[Excerpts from an interface dataset]
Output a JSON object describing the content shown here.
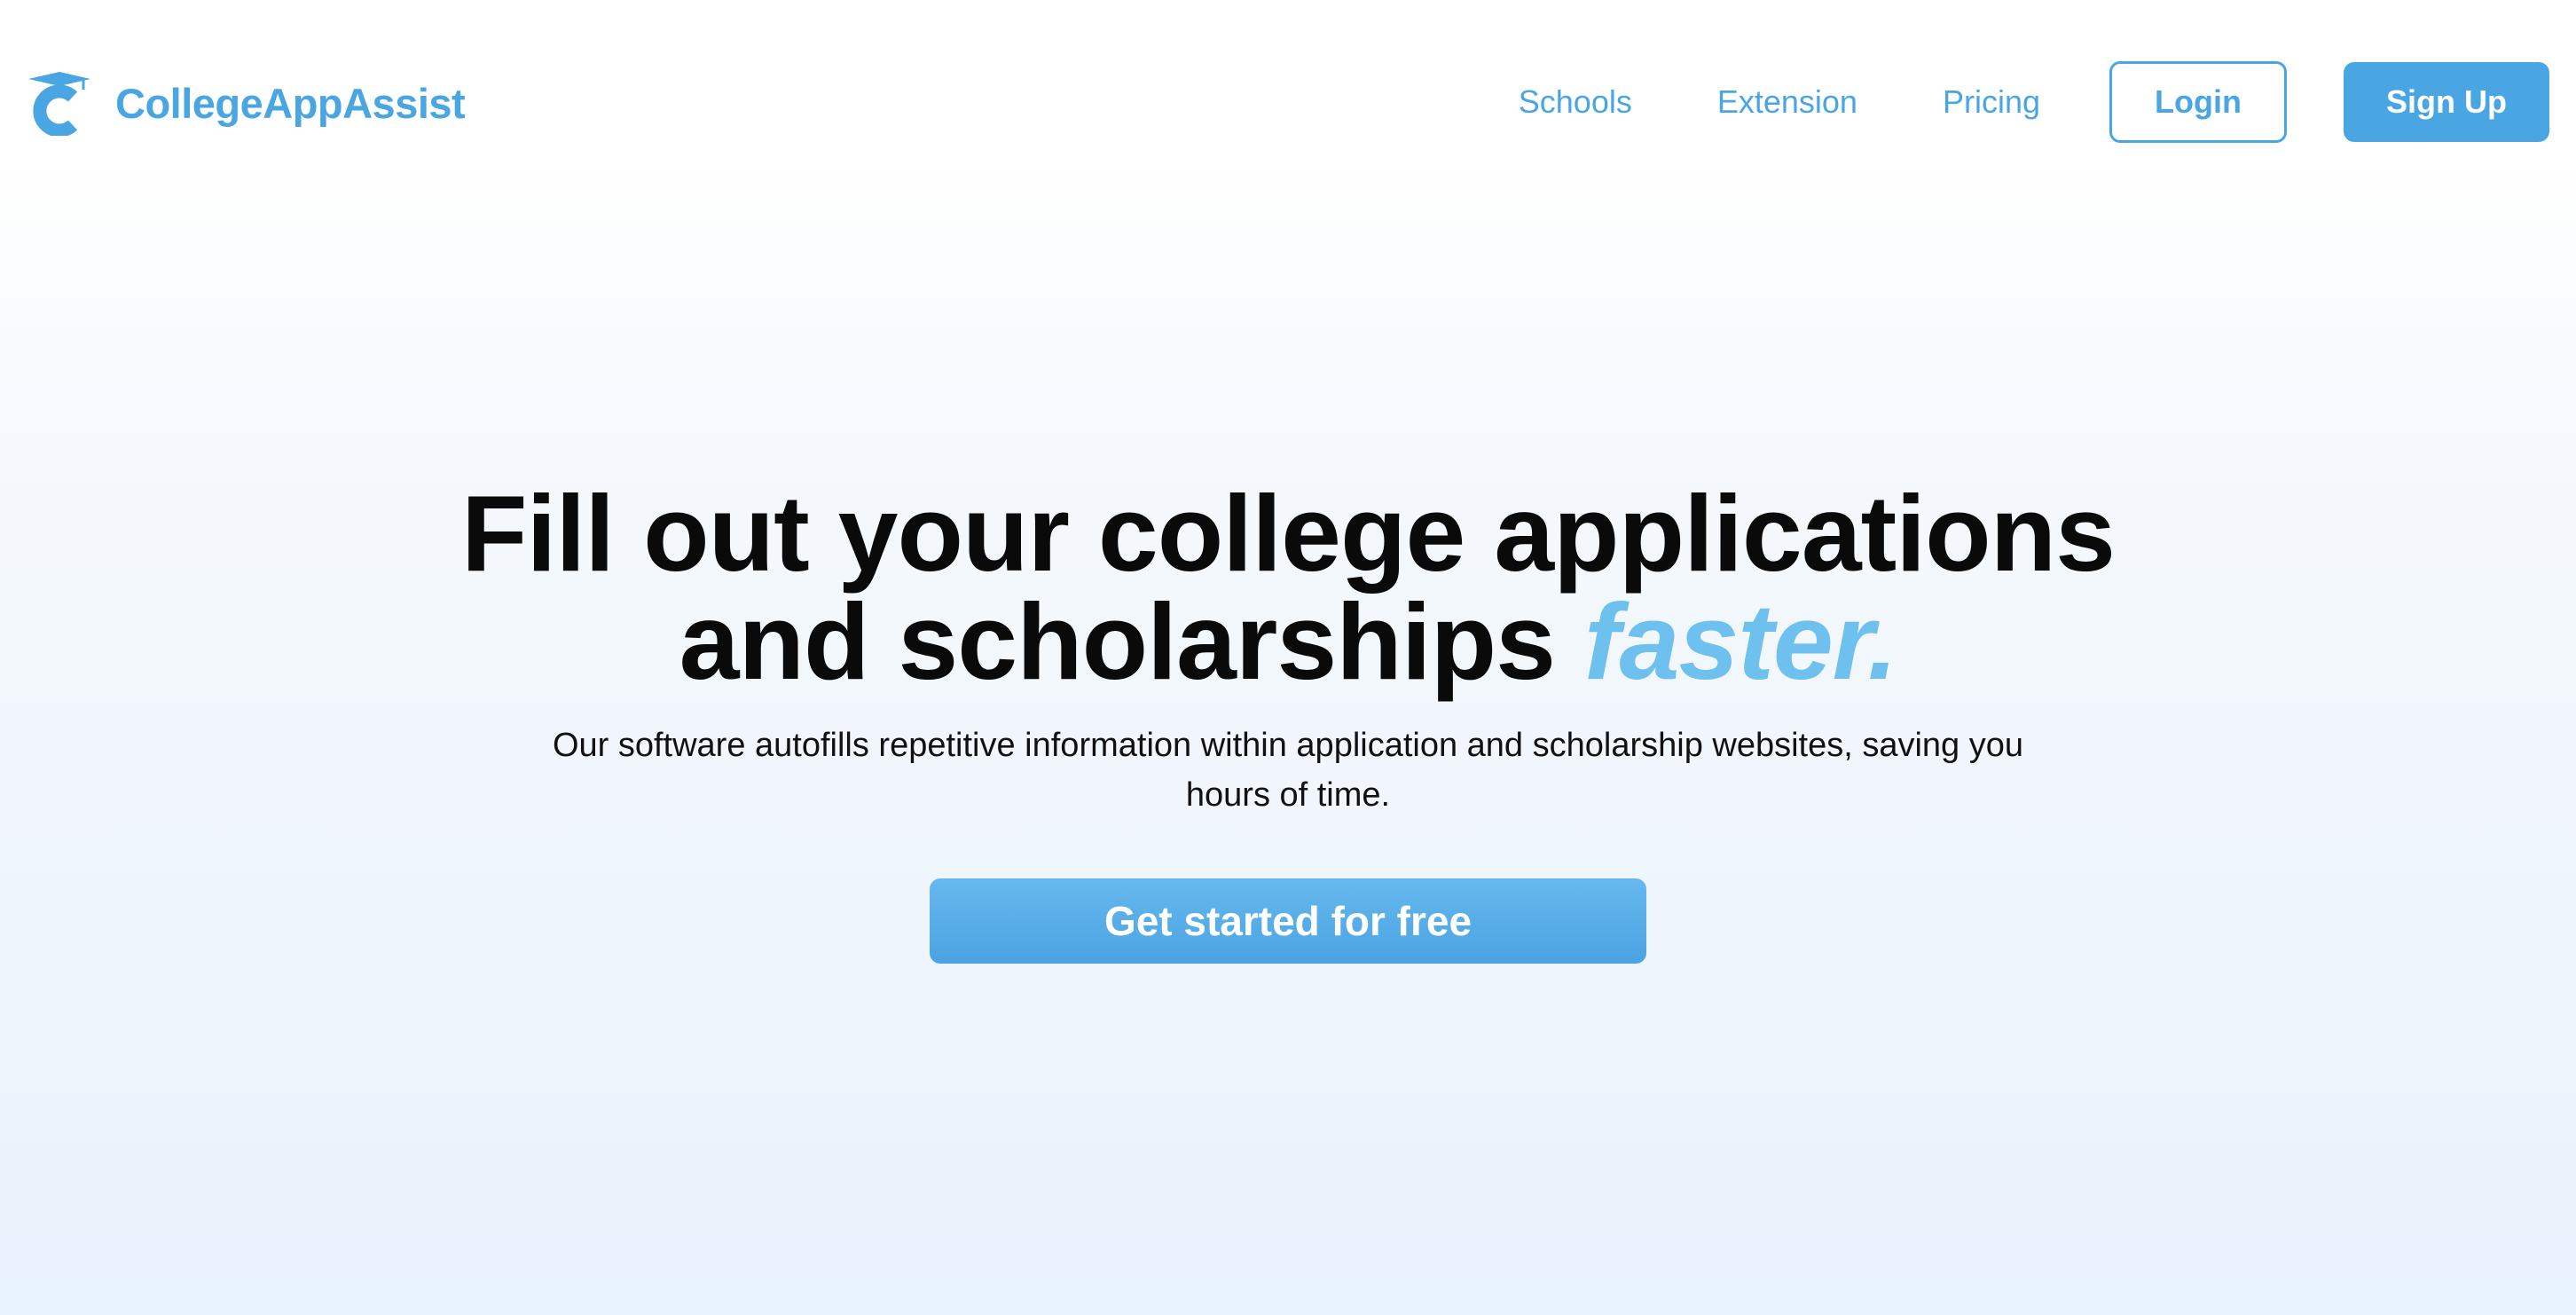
{
  "brand": {
    "name": "CollegeAppAssist",
    "logo_icon": "graduation-cap-c-logo",
    "color": "#4aa6e3"
  },
  "nav": {
    "links": [
      {
        "label": "Schools"
      },
      {
        "label": "Extension"
      },
      {
        "label": "Pricing"
      }
    ],
    "login_label": "Login",
    "signup_label": "Sign Up"
  },
  "hero": {
    "title_line1": "Fill out your college applications",
    "title_line2": "and scholarships",
    "title_accent": "faster.",
    "subtitle": "Our software autofills repetitive information within application and scholarship websites, saving you hours of time.",
    "cta_label": "Get started for free"
  },
  "colors": {
    "accent": "#4aa6e3",
    "accent_light": "#6ec1ee",
    "text": "#0a0a0a",
    "background_bottom": "#e8f2fc"
  }
}
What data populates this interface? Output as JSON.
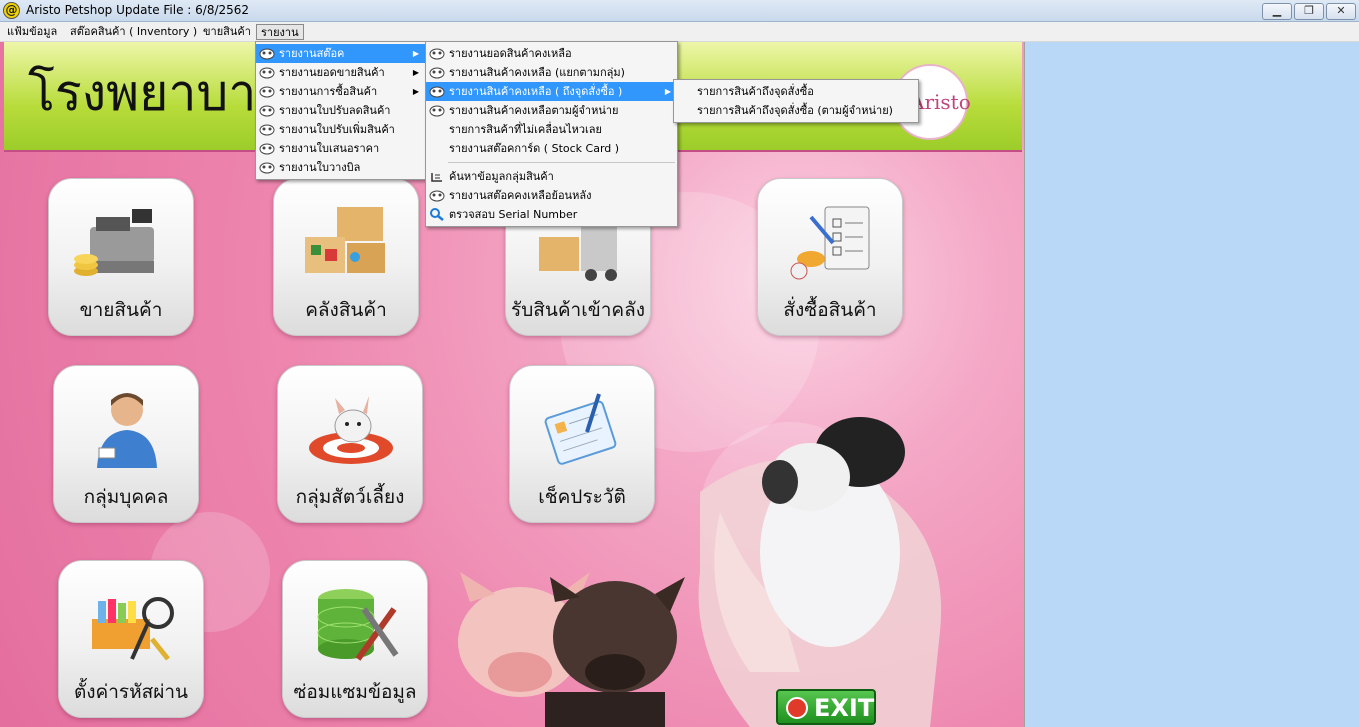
{
  "window": {
    "app_icon": "@",
    "title": "Aristo Petshop  Update File : 6/8/2562",
    "controls": {
      "minimize": "▁",
      "restore": "❐",
      "close": "✕"
    }
  },
  "menubar": [
    "แฟ้มข้อมูล",
    "สต๊อคสินค้า ( Inventory )",
    "ขายสินค้า",
    "รายงาน"
  ],
  "header": {
    "title": "โรงพยาบาลสั",
    "logo_text": "Aristo"
  },
  "tiles": [
    {
      "label": "ขายสินค้า",
      "icon": "cash-register-icon"
    },
    {
      "label": "คลังสินค้า",
      "icon": "warehouse-boxes-icon"
    },
    {
      "label": "รับสินค้าเข้าคลัง",
      "icon": "receive-goods-icon"
    },
    {
      "label": "สั่งซื้อสินค้า",
      "icon": "purchase-order-icon"
    },
    {
      "label": "กลุ่มบุคคล",
      "icon": "person-group-icon"
    },
    {
      "label": "กลุ่มสัตว์เลี้ยง",
      "icon": "pet-group-icon"
    },
    {
      "label": "เช็คประวัติ",
      "icon": "history-clipboard-icon"
    },
    {
      "label": "ตั้งค่ารหัสผ่าน",
      "icon": "password-keys-icon"
    },
    {
      "label": "ซ่อมแซมข้อมูล",
      "icon": "database-repair-icon"
    }
  ],
  "exit_label": "EXIT",
  "report_menu": [
    {
      "label": "รายงานสต๊อค",
      "submenu": true,
      "highlighted": true
    },
    {
      "label": "รายงานยอดขายสินค้า",
      "submenu": true
    },
    {
      "label": "รายงานการซื้อสินค้า",
      "submenu": true
    },
    {
      "label": "รายงานใบปรับลดสินค้า"
    },
    {
      "label": "รายงานใบปรับเพิ่มสินค้า"
    },
    {
      "label": "รายงานใบเสนอราคา"
    },
    {
      "label": "รายงานใบวางบิล"
    }
  ],
  "stock_menu": [
    {
      "label": "รายงานยอดสินค้าคงเหลือ",
      "icon": "report-icon"
    },
    {
      "label": "รายงานสินค้าคงเหลือ (แยกตามกลุ่ม)",
      "icon": "report-icon"
    },
    {
      "label": "รายงานสินค้าคงเหลือ ( ถึงจุดสั่งซื้อ )",
      "icon": "report-icon",
      "submenu": true,
      "highlighted": true
    },
    {
      "label": "รายงานสินค้าคงเหลือตามผู้จำหน่าย",
      "icon": "report-icon"
    },
    {
      "label": "รายการสินค้าที่ไม่เคลื่อนไหวเลย",
      "icon": ""
    },
    {
      "label": "รายงานสต๊อคการ์ด ( Stock Card )",
      "icon": ""
    },
    {
      "separator": true
    },
    {
      "label": "ค้นหาข้อมูลกลุ่มสินค้า",
      "icon": "group-search-icon"
    },
    {
      "label": "รายงานสต๊อคคงเหลือย้อนหลัง",
      "icon": "report-icon"
    },
    {
      "label": "ตรวจสอบ Serial Number",
      "icon": "magnifier-icon"
    }
  ],
  "reorder_menu": [
    {
      "label": "รายการสินค้าถึงจุดสั่งซื้อ"
    },
    {
      "label": "รายการสินค้าถึงจุดสั่งซื้อ (ตามผู้จำหน่าย)"
    }
  ]
}
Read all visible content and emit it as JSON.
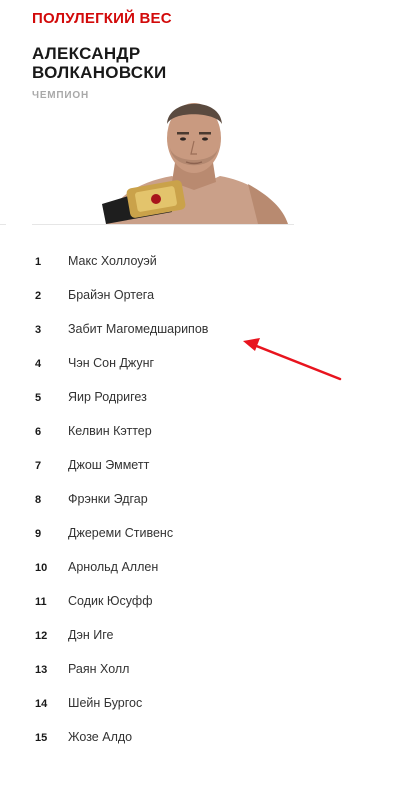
{
  "division": {
    "title": "ПОЛУЛЕГКИЙ ВЕС",
    "champion_name": "АЛЕКСАНДР ВОЛКАНОВСКИ",
    "champion_label": "ЧЕМПИОН"
  },
  "rankings": [
    {
      "rank": "1",
      "name": "Макс Холлоуэй"
    },
    {
      "rank": "2",
      "name": "Брайэн Ортега"
    },
    {
      "rank": "3",
      "name": "Забит Магомедшарипов"
    },
    {
      "rank": "4",
      "name": "Чэн Сон Джунг"
    },
    {
      "rank": "5",
      "name": "Яир Родригез"
    },
    {
      "rank": "6",
      "name": "Келвин Кэттер"
    },
    {
      "rank": "7",
      "name": "Джош Эмметт"
    },
    {
      "rank": "8",
      "name": "Фрэнки Эдгар"
    },
    {
      "rank": "9",
      "name": "Джереми Стивенс"
    },
    {
      "rank": "10",
      "name": "Арнольд Аллен"
    },
    {
      "rank": "11",
      "name": "Содик Юсуфф"
    },
    {
      "rank": "12",
      "name": "Дэн Иге"
    },
    {
      "rank": "13",
      "name": "Раян Холл"
    },
    {
      "rank": "14",
      "name": "Шейн Бургос"
    },
    {
      "rank": "15",
      "name": "Жозе Алдо"
    }
  ],
  "colors": {
    "accent": "#d20a0a",
    "annotation_arrow": "#e8141e"
  },
  "icons": {
    "annotation": "red-arrow-icon"
  }
}
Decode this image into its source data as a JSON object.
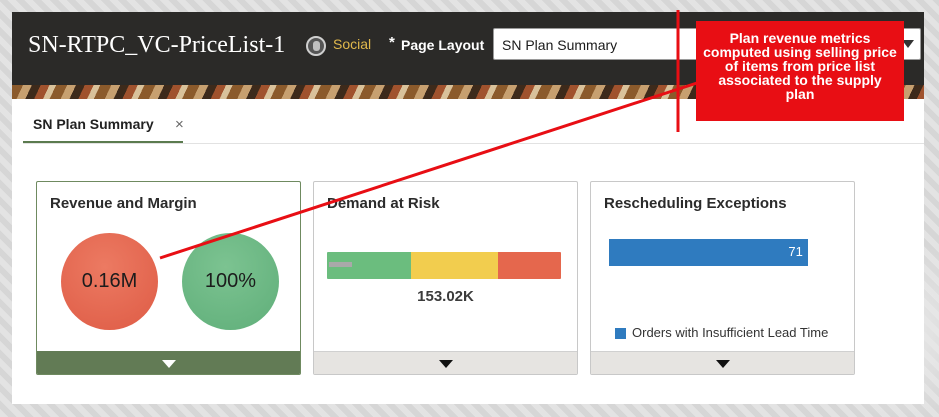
{
  "header": {
    "app_title": "SN-RTPC_VC-PriceList-1",
    "social_label": "Social",
    "page_layout": {
      "required_mark": "*",
      "label": "Page Layout",
      "value": "SN Plan Summary"
    }
  },
  "tabs": [
    {
      "label": "SN Plan Summary",
      "close_glyph": "×",
      "active": true
    }
  ],
  "cards": {
    "revenue": {
      "title": "Revenue and Margin",
      "revenue_value": "0.16M",
      "margin_value": "100%",
      "revenue_color": "#e0604a",
      "margin_color": "#66b37f"
    },
    "demand": {
      "title": "Demand at Risk",
      "value": "153.02K",
      "segments": [
        {
          "status": "on-time",
          "color": "#6bbd7e",
          "share": 0.36
        },
        {
          "status": "at-risk",
          "color": "#f2cd4e",
          "share": 0.37
        },
        {
          "status": "late",
          "color": "#e5674d",
          "share": 0.27
        }
      ],
      "indicator_color": "#a9a9a9",
      "indicator_share": 0.1
    },
    "rescheduling": {
      "title": "Rescheduling Exceptions",
      "bar_value": "71",
      "bar_share": 0.85,
      "bar_color": "#2f7bbf",
      "legend_label": "Orders with Insufficient Lead Time"
    }
  },
  "annotation": {
    "text": "Plan revenue metrics computed using selling price of items from price list associated to the supply plan",
    "color": "#e80e14"
  }
}
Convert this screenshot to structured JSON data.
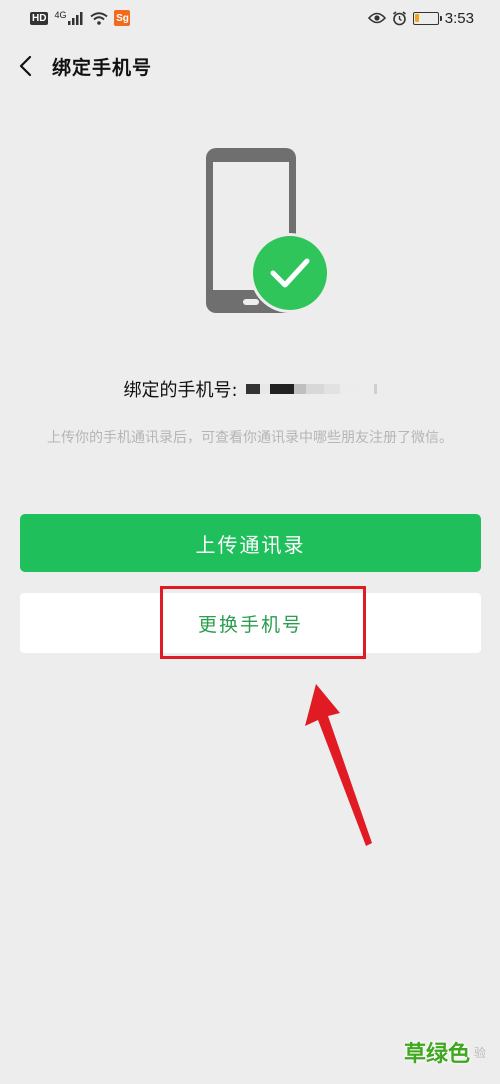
{
  "status_bar": {
    "hd": "HD",
    "network": "4G",
    "app_badge": "Sg",
    "time": "3:53",
    "battery_level": 0.2
  },
  "nav": {
    "back_icon": "chevron-left-icon",
    "title": "绑定手机号"
  },
  "illustration": {
    "phone_icon": "phone-icon",
    "check_icon": "check-icon",
    "check_color": "#2fc55a"
  },
  "bound": {
    "label": "绑定的手机号:"
  },
  "description": "上传你的手机通讯录后，可查看你通讯录中哪些朋友注册了微信。",
  "buttons": {
    "upload_label": "上传通讯录",
    "change_label": "更换手机号"
  },
  "colors": {
    "primary_green": "#1fbf5c",
    "link_green": "#2a9d4e",
    "annotation_red": "#e01b24"
  },
  "watermark": {
    "text": "草绿色",
    "sub": "验"
  }
}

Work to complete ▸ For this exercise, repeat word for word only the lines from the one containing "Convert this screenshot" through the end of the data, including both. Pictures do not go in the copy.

Final answer ▸
Convert this screenshot to structured JSON data.
{
  "status_bar": {
    "hd": "HD",
    "network": "4G",
    "app_badge": "Sg",
    "time": "3:53",
    "battery_level": 0.2
  },
  "nav": {
    "back_icon": "chevron-left-icon",
    "title": "绑定手机号"
  },
  "illustration": {
    "phone_icon": "phone-icon",
    "check_icon": "check-icon",
    "check_color": "#2fc55a"
  },
  "bound": {
    "label": "绑定的手机号:"
  },
  "description": "上传你的手机通讯录后，可查看你通讯录中哪些朋友注册了微信。",
  "buttons": {
    "upload_label": "上传通讯录",
    "change_label": "更换手机号"
  },
  "colors": {
    "primary_green": "#1fbf5c",
    "link_green": "#2a9d4e",
    "annotation_red": "#e01b24"
  },
  "watermark": {
    "text": "草绿色",
    "sub": "验"
  }
}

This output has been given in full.